Often, the caller wants a decision NOW. It could be decisions to questions like: “Will you sign up now?” or “What would you like to do tonight?” or working through a conflict with a colleague or family member. It’s not that the introvert seeks to avoid confrontation; they prefer to think through the problem and thoughtfully convey their ideas.
Introverts flourish with written communication because it allows them to communicate in an exact way. Reflecting then responding is how introverts give their best to every situation.
Managing the introvert’s phone aversion
Just because introverts hate talking on the phone doesn’t mean that you must give up phone calls altogether. Here are some ways you can sidestep the issues, and get your communication needs met, too:
If you’re the extrovert, remember, it’s not personal; it’s just not in an introvert’s nature to enjoy that phone communication.
Here’s what to do:
- Send an email or text to your introverted friend first to arrange a good time to chat.
- Suggest using an app like WhatsApp or Facetime, so it’ll be almost like you’re in person.
- Give some time for your introvert to think and try not to pressure them for a response.
- Start the conversation by talking about something you know they love so they feel at ease (and much happier to have an extended, more expressive conversation with you).
- Know when to hang up; let your introvert off the hook to decompress.
If you’re the introvert, go easy on yourself. Figure out ways to make talking on the phone more bearable, and you’ll be much happier, such as:
- Change your ringer to a calming ring tone that gradually gets louder, so you won’t jump 3 feet every time the phone interrupts you.
- Assign a unique ring tone to your primary contacts, and then you’ll always know who’s calling and you can decide if you’re going to answer the call.
- You be the caller so you can think about what to say and rehearse if needed to get it right.
- Give yourself the time you need to think through your responses. It’s ok to say, “I’ll get back to you tomorrow”.
- Don’t feel guilty about unplugging; get your stuff done and talk when you’re ready to talk.
Getting to know the differences between the types can give you a new level of appreciation and reduce friction. Who knows? With a little tweaking, the introverts may not hate talking on the phone quite as much.

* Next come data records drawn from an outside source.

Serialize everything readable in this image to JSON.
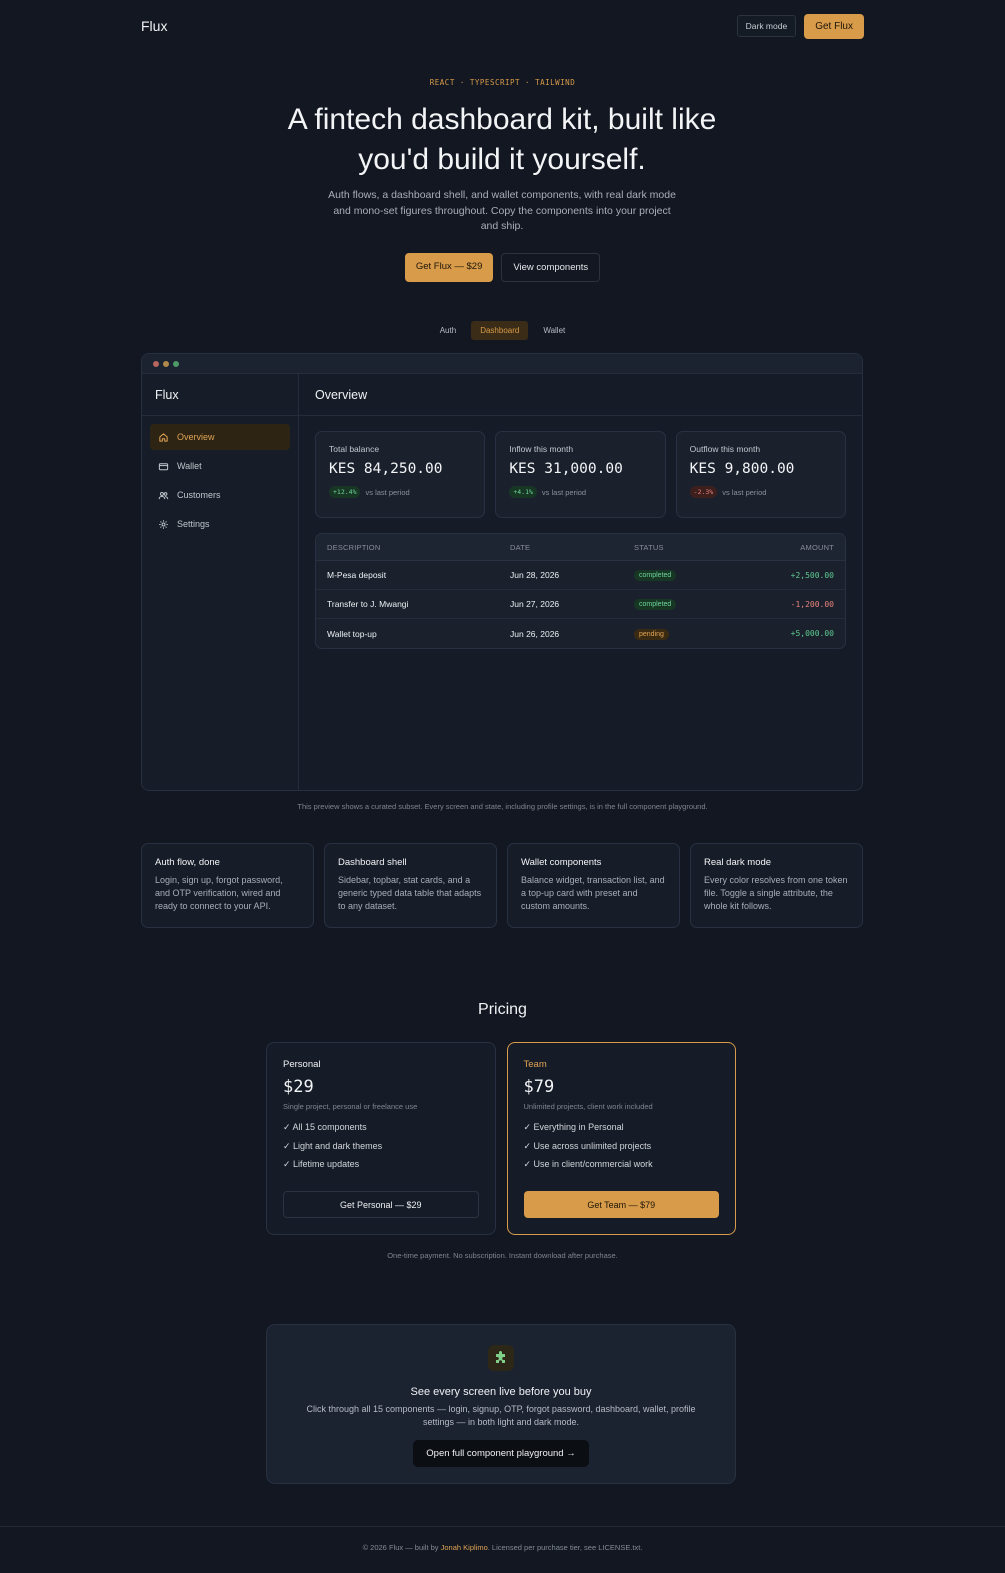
{
  "header": {
    "logo": "Flux",
    "dark_mode_label": "Dark mode",
    "cta_label": "Get Flux"
  },
  "hero": {
    "eyebrow": "REACT · TYPESCRIPT · TAILWIND",
    "title": "A fintech dashboard kit, built like you'd build it yourself.",
    "subtitle": "Auth flows, a dashboard shell, and wallet components, with real dark mode and mono-set figures throughout. Copy the components into your project and ship.",
    "primary_cta": "Get Flux — $29",
    "secondary_cta": "View components"
  },
  "preview_tabs": [
    "Auth",
    "Dashboard",
    "Wallet"
  ],
  "preview_active_tab": "Dashboard",
  "app": {
    "logo": "Flux",
    "nav": [
      {
        "label": "Overview",
        "icon": "home-icon",
        "active": true
      },
      {
        "label": "Wallet",
        "icon": "wallet-icon",
        "active": false
      },
      {
        "label": "Customers",
        "icon": "users-icon",
        "active": false
      },
      {
        "label": "Settings",
        "icon": "gear-icon",
        "active": false
      }
    ],
    "page_title": "Overview",
    "stats": [
      {
        "label": "Total balance",
        "value": "KES 84,250.00",
        "change": "+12.4%",
        "direction": "up",
        "note": "vs last period"
      },
      {
        "label": "Inflow this month",
        "value": "KES 31,000.00",
        "change": "+4.1%",
        "direction": "up",
        "note": "vs last period"
      },
      {
        "label": "Outflow this month",
        "value": "KES 9,800.00",
        "change": "-2.3%",
        "direction": "down",
        "note": "vs last period"
      }
    ],
    "table": {
      "columns": [
        "DESCRIPTION",
        "DATE",
        "STATUS",
        "AMOUNT"
      ],
      "rows": [
        {
          "description": "M-Pesa deposit",
          "date": "Jun 28, 2026",
          "status": "completed",
          "amount": "+2,500.00"
        },
        {
          "description": "Transfer to J. Mwangi",
          "date": "Jun 27, 2026",
          "status": "completed",
          "amount": "-1,200.00"
        },
        {
          "description": "Wallet top-up",
          "date": "Jun 26, 2026",
          "status": "pending",
          "amount": "+5,000.00"
        }
      ]
    }
  },
  "preview_caption": "This preview shows a curated subset. Every screen and state, including profile settings, is in the full component playground.",
  "features": [
    {
      "title": "Auth flow, done",
      "body": "Login, sign up, forgot password, and OTP verification, wired and ready to connect to your API."
    },
    {
      "title": "Dashboard shell",
      "body": "Sidebar, topbar, stat cards, and a generic typed data table that adapts to any dataset."
    },
    {
      "title": "Wallet components",
      "body": "Balance widget, transaction list, and a top-up card with preset and custom amounts."
    },
    {
      "title": "Real dark mode",
      "body": "Every color resolves from one token file. Toggle a single attribute, the whole kit follows."
    }
  ],
  "pricing": {
    "title": "Pricing",
    "plans": [
      {
        "name": "Personal",
        "price": "$29",
        "description": "Single project, personal or freelance use",
        "features": [
          "✓ All 15 components",
          "✓ Light and dark themes",
          "✓ Lifetime updates"
        ],
        "cta": "Get Personal — $29",
        "featured": false
      },
      {
        "name": "Team",
        "price": "$79",
        "description": "Unlimited projects, client work included",
        "features": [
          "✓ Everything in Personal",
          "✓ Use across unlimited projects",
          "✓ Use in client/commercial work"
        ],
        "cta": "Get Team — $79",
        "featured": true
      }
    ],
    "note": "One-time payment. No subscription. Instant download after purchase."
  },
  "playground": {
    "icon": "puzzle-icon",
    "title": "See every screen live before you buy",
    "subtitle": "Click through all 15 components — login, signup, OTP, forgot password, dashboard, wallet, profile settings — in both light and dark mode.",
    "cta": "Open full component playground →"
  },
  "footer": {
    "prefix": "© 2026 Flux — built by",
    "author": "Jonah Kiplimo",
    "suffix": ". Licensed per purchase tier, see LICENSE.txt."
  },
  "colors": {
    "accent": "#d89b4a",
    "background": "#121721",
    "success": "#6fd59a",
    "danger": "#e8837a"
  }
}
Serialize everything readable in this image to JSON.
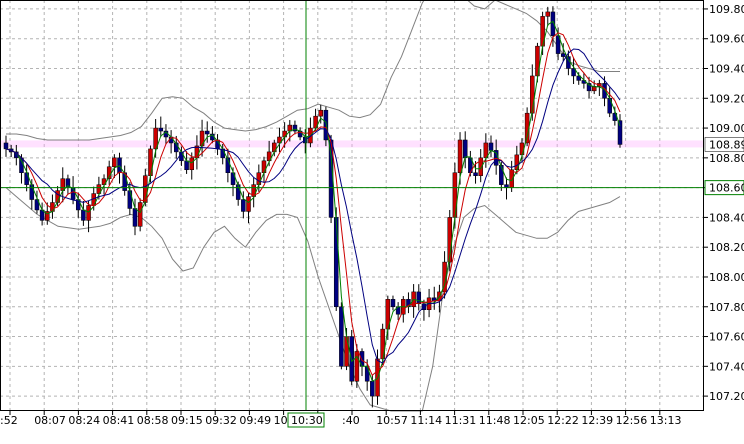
{
  "chart_data": {
    "type": "candlestick",
    "title": "",
    "xlabel": "",
    "ylabel": "",
    "grid": true,
    "ylim": [
      107.1,
      109.86
    ],
    "y_ticks": [
      "109.80",
      "109.60",
      "109.40",
      "109.20",
      "109.00",
      "108.80",
      "108.60",
      "108.40",
      "108.20",
      "108.00",
      "107.80",
      "107.60",
      "107.40",
      "107.20"
    ],
    "x_ticks": [
      ":52",
      "08:07",
      "08:24",
      "08:41",
      "08:58",
      "09:15",
      "09:32",
      "09:49",
      "10:06",
      "10:30",
      ":40",
      "10:57",
      "11:14",
      "11:31",
      "11:48",
      "12:05",
      "12:22",
      "12:39",
      "12:56",
      "13:13"
    ],
    "current_price_label": "108.89",
    "crosshair_price_label": "108.60",
    "crosshair_time_label": "10:30",
    "colors": {
      "up_candle": "#cc0000",
      "down_candle": "#000080",
      "ma_fast": "#008000",
      "ma_mid": "#cc0000",
      "ma_slow": "#000080",
      "bands": "#808080",
      "crosshair": "#008000",
      "current_price_band": "#ffaaff"
    },
    "close_series": [
      108.86,
      108.84,
      108.8,
      108.7,
      108.62,
      108.52,
      108.45,
      108.38,
      108.44,
      108.5,
      108.58,
      108.66,
      108.6,
      108.52,
      108.45,
      108.38,
      108.48,
      108.56,
      108.62,
      108.66,
      108.74,
      108.8,
      108.7,
      108.58,
      108.46,
      108.34,
      108.5,
      108.68,
      108.86,
      109.0,
      108.98,
      108.94,
      108.9,
      108.84,
      108.78,
      108.72,
      108.8,
      108.88,
      108.98,
      108.96,
      108.92,
      108.86,
      108.8,
      108.7,
      108.62,
      108.52,
      108.44,
      108.54,
      108.62,
      108.7,
      108.78,
      108.84,
      108.9,
      108.94,
      108.98,
      109.02,
      108.98,
      108.94,
      108.9,
      109.0,
      109.08,
      109.12,
      108.92,
      108.4,
      107.8,
      107.4,
      107.6,
      107.3,
      107.5,
      107.4,
      107.3,
      107.2,
      107.45,
      107.65,
      107.85,
      107.8,
      107.75,
      107.85,
      107.8,
      107.9,
      107.82,
      107.78,
      107.86,
      107.84,
      107.9,
      108.1,
      108.4,
      108.7,
      108.92,
      108.8,
      108.7,
      108.68,
      108.8,
      108.9,
      108.85,
      108.75,
      108.62,
      108.6,
      108.72,
      108.82,
      108.9,
      109.1,
      109.35,
      109.55,
      109.75,
      109.78,
      109.62,
      109.5,
      109.48,
      109.4,
      109.35,
      109.32,
      109.3,
      109.25,
      109.28,
      109.3,
      109.2,
      109.1,
      109.05,
      108.89
    ],
    "band_upper": [
      108.96,
      108.96,
      108.95,
      108.93,
      108.92,
      108.92,
      108.92,
      108.92,
      108.92,
      108.93,
      108.94,
      108.95,
      108.97,
      109.01,
      109.1,
      109.2,
      109.21,
      109.2,
      109.14,
      109.1,
      109.04,
      109.0,
      108.99,
      108.98,
      108.99,
      109.01,
      109.04,
      109.08,
      109.12,
      109.13,
      109.16,
      109.14,
      109.12,
      109.08,
      109.07,
      109.09,
      109.16,
      109.34,
      109.48,
      109.66,
      109.84,
      109.95,
      109.95,
      109.93,
      109.88,
      109.82,
      109.8,
      109.86,
      109.83,
      109.8,
      109.77,
      109.72,
      109.65,
      109.55,
      109.45,
      109.42,
      109.4,
      109.38,
      109.38,
      109.38
    ],
    "band_lower": [
      108.6,
      108.54,
      108.48,
      108.42,
      108.38,
      108.34,
      108.33,
      108.32,
      108.33,
      108.34,
      108.36,
      108.4,
      108.42,
      108.4,
      108.34,
      108.26,
      108.12,
      108.04,
      108.06,
      108.2,
      108.3,
      108.34,
      108.26,
      108.2,
      108.3,
      108.38,
      108.42,
      108.42,
      108.4,
      108.24,
      108.0,
      107.8,
      107.6,
      107.4,
      107.25,
      107.14,
      107.12,
      107.1,
      107.1,
      107.1,
      107.1,
      107.4,
      107.9,
      108.2,
      108.4,
      108.46,
      108.48,
      108.42,
      108.36,
      108.3,
      108.28,
      108.26,
      108.26,
      108.3,
      108.38,
      108.44,
      108.46,
      108.48,
      108.5,
      108.54
    ]
  }
}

Lisa Petsinis is a certified coach and a certified Myers-Briggs® type indicator practitioner. Contact Lisa if you’d like to discover your type and learn how you can use it to enrich your life, starting today. You can also sign up for Lisa’s newsletter for even more advice.
Written by Lisa Petsinis